The department store blamed "increased competitor discounting and weakness in key markets" for the profit shortfall.
It said annual pre-tax profits would come in between £35m and £40m, below previous estimates of £50.3m.
Debenhams' latest profit warning comes despite a turnaround plan designed to cut costs and boost sales.
Chief executive Sergio Bucher pointed to "exceptionally difficult times in UK retail".
Shares in Debenhams fell as much as 16% in early trading before recovering slightly.
Debenhams runs 182 stores in the UK, Republic of Ireland and in Denmark, where it operates under the Magasin du Nord name.
By Emma Simpson, BBC business correspondent
Debenhams is under pressure. The big question is whether it can deliver its turnaround plan quickly enough to adapt to the big structural changes in retail as well as a host of cost pressures.
The retailer is caught between the need to bolster its finances but at the same time invest and revamp its stores.
It's now cutting back on capital spending next year. Big department stores are expensive to run and require constant investment.
Some will be wondering whether it will be able to spend what's really needed on its large number of stores to revive sales.

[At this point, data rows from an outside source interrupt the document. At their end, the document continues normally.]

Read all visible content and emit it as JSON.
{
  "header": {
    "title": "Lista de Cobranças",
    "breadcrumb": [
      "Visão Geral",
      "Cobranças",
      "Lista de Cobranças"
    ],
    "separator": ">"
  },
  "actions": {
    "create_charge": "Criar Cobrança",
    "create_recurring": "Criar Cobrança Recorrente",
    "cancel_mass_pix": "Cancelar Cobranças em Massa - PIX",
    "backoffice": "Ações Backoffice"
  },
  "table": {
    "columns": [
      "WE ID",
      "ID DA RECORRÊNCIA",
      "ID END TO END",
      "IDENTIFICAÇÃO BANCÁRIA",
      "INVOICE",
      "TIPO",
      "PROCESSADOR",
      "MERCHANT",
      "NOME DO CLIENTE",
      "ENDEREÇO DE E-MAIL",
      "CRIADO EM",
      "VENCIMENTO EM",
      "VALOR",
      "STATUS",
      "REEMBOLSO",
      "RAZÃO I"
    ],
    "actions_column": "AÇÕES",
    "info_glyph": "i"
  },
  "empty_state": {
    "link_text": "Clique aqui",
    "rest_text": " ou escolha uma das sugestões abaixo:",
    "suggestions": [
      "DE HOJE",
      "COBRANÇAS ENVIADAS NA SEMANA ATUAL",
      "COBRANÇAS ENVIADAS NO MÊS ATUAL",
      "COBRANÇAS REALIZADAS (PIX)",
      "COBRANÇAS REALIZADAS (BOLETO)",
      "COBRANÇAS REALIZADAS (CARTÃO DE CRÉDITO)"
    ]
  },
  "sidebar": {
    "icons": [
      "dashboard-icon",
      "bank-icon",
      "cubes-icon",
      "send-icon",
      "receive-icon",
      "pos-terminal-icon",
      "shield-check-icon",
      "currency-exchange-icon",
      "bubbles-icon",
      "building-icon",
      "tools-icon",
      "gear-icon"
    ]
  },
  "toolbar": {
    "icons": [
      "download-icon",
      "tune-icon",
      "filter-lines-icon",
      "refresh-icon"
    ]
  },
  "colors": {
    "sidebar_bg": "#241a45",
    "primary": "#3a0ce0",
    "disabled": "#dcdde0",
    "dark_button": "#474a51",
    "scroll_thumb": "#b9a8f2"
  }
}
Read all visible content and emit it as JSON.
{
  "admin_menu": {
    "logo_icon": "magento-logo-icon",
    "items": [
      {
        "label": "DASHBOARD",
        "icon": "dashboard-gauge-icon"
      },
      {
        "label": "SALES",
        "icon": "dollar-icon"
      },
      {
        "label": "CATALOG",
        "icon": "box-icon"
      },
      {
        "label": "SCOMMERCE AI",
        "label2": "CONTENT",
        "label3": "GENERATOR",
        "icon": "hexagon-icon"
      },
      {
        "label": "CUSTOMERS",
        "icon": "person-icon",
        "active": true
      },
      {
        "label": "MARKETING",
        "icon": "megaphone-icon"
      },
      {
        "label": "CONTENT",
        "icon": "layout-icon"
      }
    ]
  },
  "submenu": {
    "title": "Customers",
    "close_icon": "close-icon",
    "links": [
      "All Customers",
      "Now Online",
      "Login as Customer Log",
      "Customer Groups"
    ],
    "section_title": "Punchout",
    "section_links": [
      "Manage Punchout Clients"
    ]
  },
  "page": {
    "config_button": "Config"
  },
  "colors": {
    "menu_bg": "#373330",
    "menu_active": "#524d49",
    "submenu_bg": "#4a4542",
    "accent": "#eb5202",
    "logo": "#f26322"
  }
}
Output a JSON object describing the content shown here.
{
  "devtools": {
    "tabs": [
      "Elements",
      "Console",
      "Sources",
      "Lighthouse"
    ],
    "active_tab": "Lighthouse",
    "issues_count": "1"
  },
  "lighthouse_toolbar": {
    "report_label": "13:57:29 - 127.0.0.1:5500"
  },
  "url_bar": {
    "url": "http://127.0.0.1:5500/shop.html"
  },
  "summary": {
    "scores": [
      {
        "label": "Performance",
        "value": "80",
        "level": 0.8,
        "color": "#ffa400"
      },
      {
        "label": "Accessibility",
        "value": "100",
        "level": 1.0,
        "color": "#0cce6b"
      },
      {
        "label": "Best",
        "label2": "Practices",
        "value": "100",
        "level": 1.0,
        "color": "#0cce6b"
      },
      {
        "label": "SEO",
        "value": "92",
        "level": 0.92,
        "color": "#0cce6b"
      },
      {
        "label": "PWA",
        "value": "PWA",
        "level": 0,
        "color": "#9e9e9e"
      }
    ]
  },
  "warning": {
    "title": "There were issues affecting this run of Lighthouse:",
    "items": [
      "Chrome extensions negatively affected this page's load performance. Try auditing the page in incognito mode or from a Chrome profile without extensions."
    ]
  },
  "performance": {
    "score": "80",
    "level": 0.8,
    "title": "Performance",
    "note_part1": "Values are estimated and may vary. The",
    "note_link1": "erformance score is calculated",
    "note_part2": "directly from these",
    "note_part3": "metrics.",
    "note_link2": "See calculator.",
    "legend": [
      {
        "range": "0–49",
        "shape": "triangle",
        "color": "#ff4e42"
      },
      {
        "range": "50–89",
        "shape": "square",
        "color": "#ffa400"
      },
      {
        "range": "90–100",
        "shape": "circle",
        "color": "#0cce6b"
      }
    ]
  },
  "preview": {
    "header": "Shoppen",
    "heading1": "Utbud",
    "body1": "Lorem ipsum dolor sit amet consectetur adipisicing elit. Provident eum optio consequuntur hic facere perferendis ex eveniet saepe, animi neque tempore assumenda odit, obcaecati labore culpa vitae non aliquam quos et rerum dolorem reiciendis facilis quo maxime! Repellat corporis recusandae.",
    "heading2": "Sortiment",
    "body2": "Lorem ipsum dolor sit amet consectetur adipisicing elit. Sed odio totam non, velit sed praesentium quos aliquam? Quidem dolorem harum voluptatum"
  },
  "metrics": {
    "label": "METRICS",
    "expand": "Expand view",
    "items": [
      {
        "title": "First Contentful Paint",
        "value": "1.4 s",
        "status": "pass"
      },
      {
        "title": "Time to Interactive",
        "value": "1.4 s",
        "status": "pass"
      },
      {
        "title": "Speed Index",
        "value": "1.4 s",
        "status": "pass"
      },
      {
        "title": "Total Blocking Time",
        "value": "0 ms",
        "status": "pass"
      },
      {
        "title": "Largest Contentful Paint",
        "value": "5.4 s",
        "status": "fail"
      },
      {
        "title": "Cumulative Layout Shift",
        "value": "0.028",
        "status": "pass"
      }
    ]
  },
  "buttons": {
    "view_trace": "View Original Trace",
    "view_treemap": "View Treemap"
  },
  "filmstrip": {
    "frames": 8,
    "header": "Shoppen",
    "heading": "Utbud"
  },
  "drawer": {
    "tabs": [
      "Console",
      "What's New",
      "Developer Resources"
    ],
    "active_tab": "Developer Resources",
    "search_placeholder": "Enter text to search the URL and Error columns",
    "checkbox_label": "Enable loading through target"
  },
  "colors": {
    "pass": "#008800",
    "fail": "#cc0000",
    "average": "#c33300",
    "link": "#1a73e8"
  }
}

The boss is promising real evidence of progress in the autumn. The race is on to show that the strategy is working and can deliver some much needed growth in the key Christmas season.
Debenhams' latest warning adds to a chorus of recent woes on the UK High Street.
House of Fraser, Marks & Spencer, New Look and Mothercare have all announced store closures this year.
Competition from online retailers, higher import costs due to the weaker pound, a rise in business rates and squeezed household incomes have all combined to make times tough for High Street stores.
Debenhams said sales had fallen in May and June thanks to rivals' discounting and weak consumer spending.
Like-for-like sales, which reflect sales at stores open for more than a year, fell by 1.7% in the 15 weeks to 16 June. Digital sales grew 16% over the same period.
Mr Bucher who joined Debenhams in 2016, has launched a turnaround plan, putting more emphasis on food and beauty and improving the firm's online platform.
However, in January the chain warned profits would be lower this year after a disappointing Christmas trading period.
In April, the retailer warned that the cold weather in late February would eat further into profits.
Nicholas Hyett, analyst at Hargreaves Lansdown, said: "Half a decade of falling sales and heavy discounting has trashed margins and left the group struggling to make ends meet. Unfortunately it all feels like Debenhams is playing catch-up with an industry that's left it behind."
There was more bad news for the retail sector as shares in sportswear retailer Footasylum nearly halved after it reported a slowdown in sales growth and said profits would be lower in the coming year.
In its first results since floating on the stock market in November, revenues rose 33% to £194.8m in the year to 24 February with underlying profits up 4% at £8.4m.
However, chief executive Clare Nesbitt said trading since the start of the new financial year had been affected by weak consumer confidence, meaning profits would show "more modest growth".
Footasylum aims to more than double its 65 stores in the UK.
Stockbroker Peel Hunt said there were also longer-term concerns over Footasylum, as major brands such as Nike and Adidas focus on selling directly to consumers and limiting the number of retailers they use: "Footasylum may find that its access to the cool product files is restricted over time."